At the U.S. Department of Energy/National Nuclear Security Administration’s (DoE/NNSA’s) Pantex Plant near Amarillo, Texas, a leak in the water piping can be a matter of large-scale life or death.
Melvin Suttle, the high-pressure fire loop system engineer at BWXT Pantex, the plant’s management and operating contractor, noticed pipe breaks due to corrosion of the cast and ductile iron system (first installed in the late 1940s). The 24,079-m (79,000-ft) long high-pressure fire loop is a dedicated water distributor feeding fire suppression systems, which can be seriously compromised by a bad break.
In August 2001, he specified 18.3 m (60 ft) of high-density polyethylene pipe for extending a system requiring 19 m3 (5000 gal) per minute and 18 kg (40 lb) of residual pressure.
“Back then, the product was brand new to us,” Suttle said. “It’s performing very well. And knowing what I know about HDPE pipe now, I’m sure we’ll never have to see that 60-foot section of pipe again.”

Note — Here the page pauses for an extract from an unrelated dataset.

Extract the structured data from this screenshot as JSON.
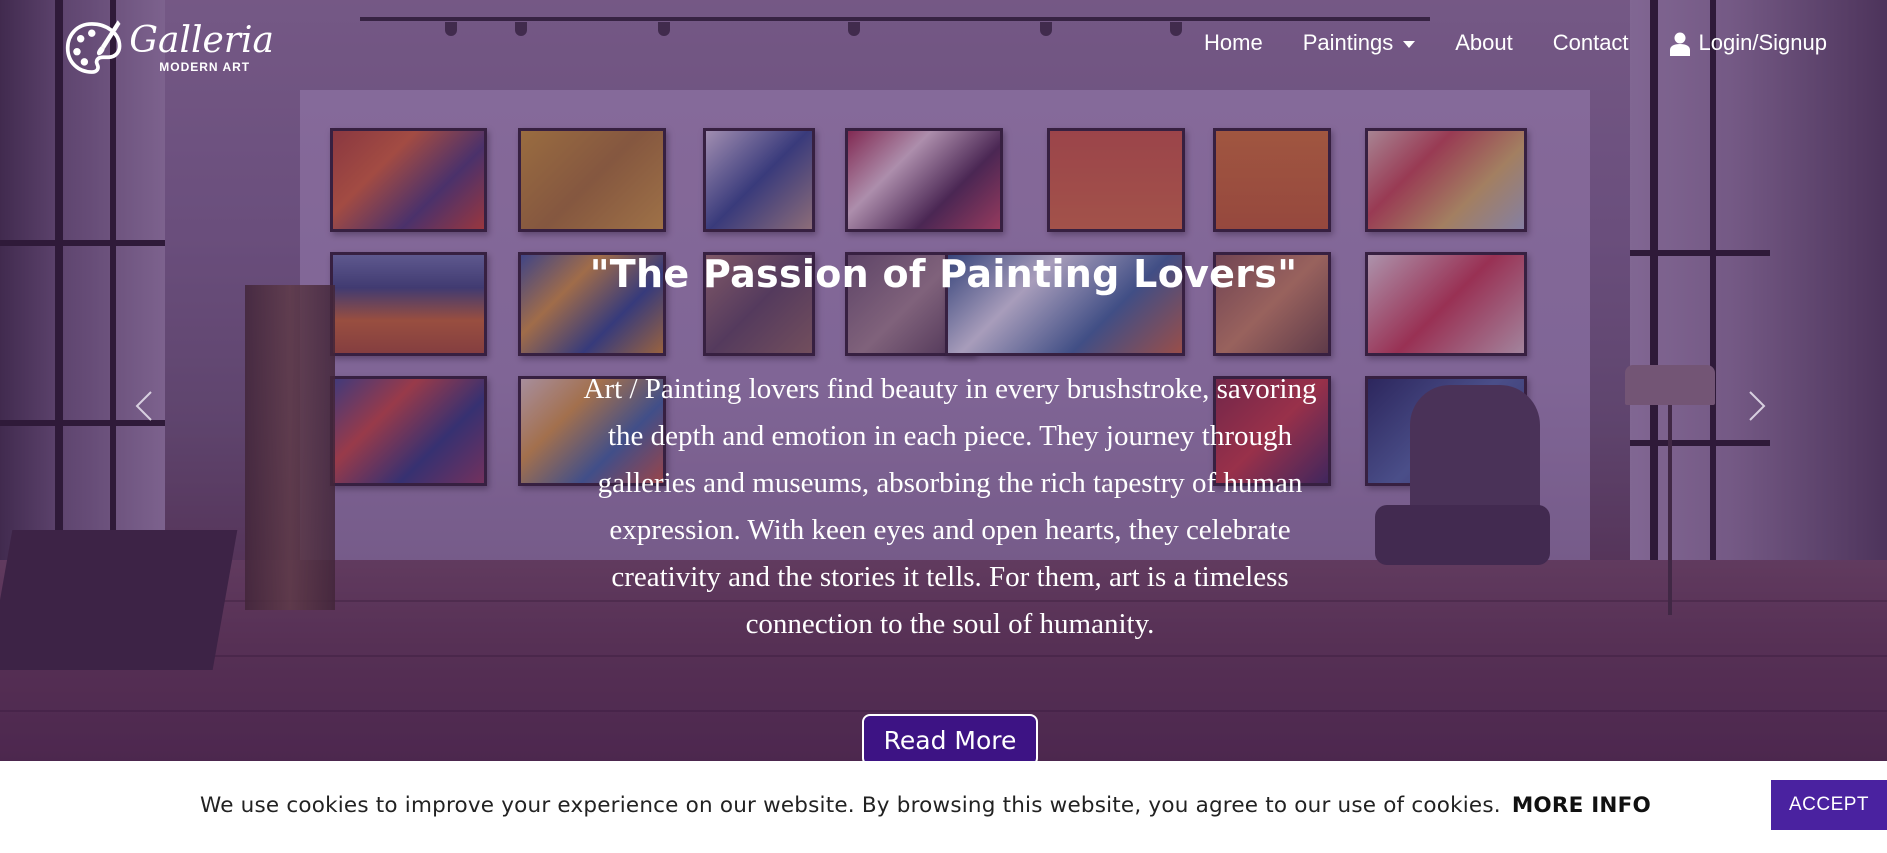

Today, Pantex has about 1189 m (3900 ft) of HDPE installed for the high-pressure fire loop, and a phased plan to replace an additional 15,240 m (50,000 ft) with the material. However, the transition required numerous steps and hurdles before Suttle received his approvals.
“My impression is HDPE pipe was viewed by some site engineers as low-quality material to be used for temporary service,” he says. “I worked with my management to have vendor demonstrations on site. This was no small task due to site security. I also collected all the vendor data I could find using the Internet extensively, conducted visits to municipalities and observed [other materials] and talked to several installers.”
Since the high-pressure fire loop is considered ‘safety-class,’ any proposed changes must be defined, described, and proven to meet the operating requirements of the system. In fact, a DoE engineer objected to the use of HDPE pipe before Suttle proved the material was listed in National Fire Protection Association (NFPA) 24, Standard for the Installation of Private Fire Service Mains and their Appurtenances.
Suttle was also able to successfully argue the HDPE pipe material would be a strong environmental choice, as its fused joints minimize the possibility of contaminants leaching into the water supply. HDPE was also ideally suited to the horizontal directional drilling (HDD) installation needed to run the pipe under two railroad tracks, a roadway, and a security corridor.